Material for this exercise:
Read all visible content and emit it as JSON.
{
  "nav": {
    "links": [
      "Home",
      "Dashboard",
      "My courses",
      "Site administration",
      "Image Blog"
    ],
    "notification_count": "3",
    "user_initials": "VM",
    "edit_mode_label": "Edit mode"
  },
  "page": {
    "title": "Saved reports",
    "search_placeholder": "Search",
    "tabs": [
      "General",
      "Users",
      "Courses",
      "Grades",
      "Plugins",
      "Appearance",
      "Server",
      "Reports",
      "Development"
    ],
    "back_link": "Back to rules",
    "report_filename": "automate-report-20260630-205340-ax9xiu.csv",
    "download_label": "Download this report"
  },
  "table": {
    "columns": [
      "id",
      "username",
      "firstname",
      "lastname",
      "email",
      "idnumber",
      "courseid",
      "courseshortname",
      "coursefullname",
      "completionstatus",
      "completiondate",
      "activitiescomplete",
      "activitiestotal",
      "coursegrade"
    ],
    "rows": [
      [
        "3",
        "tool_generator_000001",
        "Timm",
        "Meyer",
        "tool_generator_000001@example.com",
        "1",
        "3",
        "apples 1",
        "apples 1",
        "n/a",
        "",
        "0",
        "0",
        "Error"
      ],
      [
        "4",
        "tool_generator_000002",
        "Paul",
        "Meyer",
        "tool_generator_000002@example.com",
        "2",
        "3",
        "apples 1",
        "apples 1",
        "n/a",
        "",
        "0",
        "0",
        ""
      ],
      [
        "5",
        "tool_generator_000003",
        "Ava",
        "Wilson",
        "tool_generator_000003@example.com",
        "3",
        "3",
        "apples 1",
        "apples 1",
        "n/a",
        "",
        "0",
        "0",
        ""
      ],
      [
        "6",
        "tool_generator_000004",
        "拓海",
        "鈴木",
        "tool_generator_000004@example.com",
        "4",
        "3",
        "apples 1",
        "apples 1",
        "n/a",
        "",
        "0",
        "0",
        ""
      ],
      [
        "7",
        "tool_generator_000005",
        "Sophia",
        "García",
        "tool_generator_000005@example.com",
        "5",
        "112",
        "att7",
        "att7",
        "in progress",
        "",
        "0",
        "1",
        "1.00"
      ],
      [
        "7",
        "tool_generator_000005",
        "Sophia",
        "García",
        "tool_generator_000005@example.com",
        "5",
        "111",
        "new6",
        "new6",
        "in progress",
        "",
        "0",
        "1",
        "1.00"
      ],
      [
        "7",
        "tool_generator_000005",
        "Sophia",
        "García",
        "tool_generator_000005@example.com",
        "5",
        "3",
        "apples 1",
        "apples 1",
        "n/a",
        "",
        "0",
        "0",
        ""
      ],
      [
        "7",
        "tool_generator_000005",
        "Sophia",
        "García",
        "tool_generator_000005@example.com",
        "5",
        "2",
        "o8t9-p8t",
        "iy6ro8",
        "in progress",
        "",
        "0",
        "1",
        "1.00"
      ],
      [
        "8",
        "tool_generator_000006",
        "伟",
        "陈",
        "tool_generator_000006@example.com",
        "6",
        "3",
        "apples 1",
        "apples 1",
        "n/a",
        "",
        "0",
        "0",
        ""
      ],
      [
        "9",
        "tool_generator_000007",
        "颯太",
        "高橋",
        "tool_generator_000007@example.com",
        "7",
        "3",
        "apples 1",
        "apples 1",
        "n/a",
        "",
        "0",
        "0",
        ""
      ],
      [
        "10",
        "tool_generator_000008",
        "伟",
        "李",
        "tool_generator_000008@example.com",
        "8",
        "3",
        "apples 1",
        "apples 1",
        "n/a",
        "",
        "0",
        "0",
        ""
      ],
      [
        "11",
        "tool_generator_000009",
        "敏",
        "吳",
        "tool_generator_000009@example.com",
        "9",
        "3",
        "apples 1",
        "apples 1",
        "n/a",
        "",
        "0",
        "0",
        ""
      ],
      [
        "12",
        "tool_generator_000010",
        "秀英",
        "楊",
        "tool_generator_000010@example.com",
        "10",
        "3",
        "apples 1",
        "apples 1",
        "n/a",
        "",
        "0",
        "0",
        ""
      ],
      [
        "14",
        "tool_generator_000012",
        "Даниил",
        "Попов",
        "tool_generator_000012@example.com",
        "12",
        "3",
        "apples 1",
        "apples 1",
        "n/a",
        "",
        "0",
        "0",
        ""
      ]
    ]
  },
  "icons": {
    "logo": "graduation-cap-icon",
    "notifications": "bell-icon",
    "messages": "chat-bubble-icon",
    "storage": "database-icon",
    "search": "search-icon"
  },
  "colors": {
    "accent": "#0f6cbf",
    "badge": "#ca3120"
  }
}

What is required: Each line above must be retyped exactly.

Exercise answer:
Read all visible content and emit it as JSON.
{
  "nav": {
    "links": [
      "Home",
      "Dashboard",
      "My courses",
      "Site administration",
      "Image Blog"
    ],
    "notification_count": "3",
    "user_initials": "VM",
    "edit_mode_label": "Edit mode"
  },
  "page": {
    "title": "Saved reports",
    "search_placeholder": "Search",
    "tabs": [
      "General",
      "Users",
      "Courses",
      "Grades",
      "Plugins",
      "Appearance",
      "Server",
      "Reports",
      "Development"
    ],
    "back_link": "Back to rules",
    "report_filename": "automate-report-20260630-205340-ax9xiu.csv",
    "download_label": "Download this report"
  },
  "table": {
    "columns": [
      "id",
      "username",
      "firstname",
      "lastname",
      "email",
      "idnumber",
      "courseid",
      "courseshortname",
      "coursefullname",
      "completionstatus",
      "completiondate",
      "activitiescomplete",
      "activitiestotal",
      "coursegrade"
    ],
    "rows": [
      [
        "3",
        "tool_generator_000001",
        "Timm",
        "Meyer",
        "tool_generator_000001@example.com",
        "1",
        "3",
        "apples 1",
        "apples 1",
        "n/a",
        "",
        "0",
        "0",
        "Error"
      ],
      [
        "4",
        "tool_generator_000002",
        "Paul",
        "Meyer",
        "tool_generator_000002@example.com",
        "2",
        "3",
        "apples 1",
        "apples 1",
        "n/a",
        "",
        "0",
        "0",
        ""
      ],
      [
        "5",
        "tool_generator_000003",
        "Ava",
        "Wilson",
        "tool_generator_000003@example.com",
        "3",
        "3",
        "apples 1",
        "apples 1",
        "n/a",
        "",
        "0",
        "0",
        ""
      ],
      [
        "6",
        "tool_generator_000004",
        "拓海",
        "鈴木",
        "tool_generator_000004@example.com",
        "4",
        "3",
        "apples 1",
        "apples 1",
        "n/a",
        "",
        "0",
        "0",
        ""
      ],
      [
        "7",
        "tool_generator_000005",
        "Sophia",
        "García",
        "tool_generator_000005@example.com",
        "5",
        "112",
        "att7",
        "att7",
        "in progress",
        "",
        "0",
        "1",
        "1.00"
      ],
      [
        "7",
        "tool_generator_000005",
        "Sophia",
        "García",
        "tool_generator_000005@example.com",
        "5",
        "111",
        "new6",
        "new6",
        "in progress",
        "",
        "0",
        "1",
        "1.00"
      ],
      [
        "7",
        "tool_generator_000005",
        "Sophia",
        "García",
        "tool_generator_000005@example.com",
        "5",
        "3",
        "apples 1",
        "apples 1",
        "n/a",
        "",
        "0",
        "0",
        ""
      ],
      [
        "7",
        "tool_generator_000005",
        "Sophia",
        "García",
        "tool_generator_000005@example.com",
        "5",
        "2",
        "o8t9-p8t",
        "iy6ro8",
        "in progress",
        "",
        "0",
        "1",
        "1.00"
      ],
      [
        "8",
        "tool_generator_000006",
        "伟",
        "陈",
        "tool_generator_000006@example.com",
        "6",
        "3",
        "apples 1",
        "apples 1",
        "n/a",
        "",
        "0",
        "0",
        ""
      ],
      [
        "9",
        "tool_generator_000007",
        "颯太",
        "高橋",
        "tool_generator_000007@example.com",
        "7",
        "3",
        "apples 1",
        "apples 1",
        "n/a",
        "",
        "0",
        "0",
        ""
      ],
      [
        "10",
        "tool_generator_000008",
        "伟",
        "李",
        "tool_generator_000008@example.com",
        "8",
        "3",
        "apples 1",
        "apples 1",
        "n/a",
        "",
        "0",
        "0",
        ""
      ],
      [
        "11",
        "tool_generator_000009",
        "敏",
        "吳",
        "tool_generator_000009@example.com",
        "9",
        "3",
        "apples 1",
        "apples 1",
        "n/a",
        "",
        "0",
        "0",
        ""
      ],
      [
        "12",
        "tool_generator_000010",
        "秀英",
        "楊",
        "tool_generator_000010@example.com",
        "10",
        "3",
        "apples 1",
        "apples 1",
        "n/a",
        "",
        "0",
        "0",
        ""
      ],
      [
        "14",
        "tool_generator_000012",
        "Даниил",
        "Попов",
        "tool_generator_000012@example.com",
        "12",
        "3",
        "apples 1",
        "apples 1",
        "n/a",
        "",
        "0",
        "0",
        ""
      ]
    ]
  },
  "icons": {
    "logo": "graduation-cap-icon",
    "notifications": "bell-icon",
    "messages": "chat-bubble-icon",
    "storage": "database-icon",
    "search": "search-icon"
  },
  "colors": {
    "accent": "#0f6cbf",
    "badge": "#ca3120"
  }
}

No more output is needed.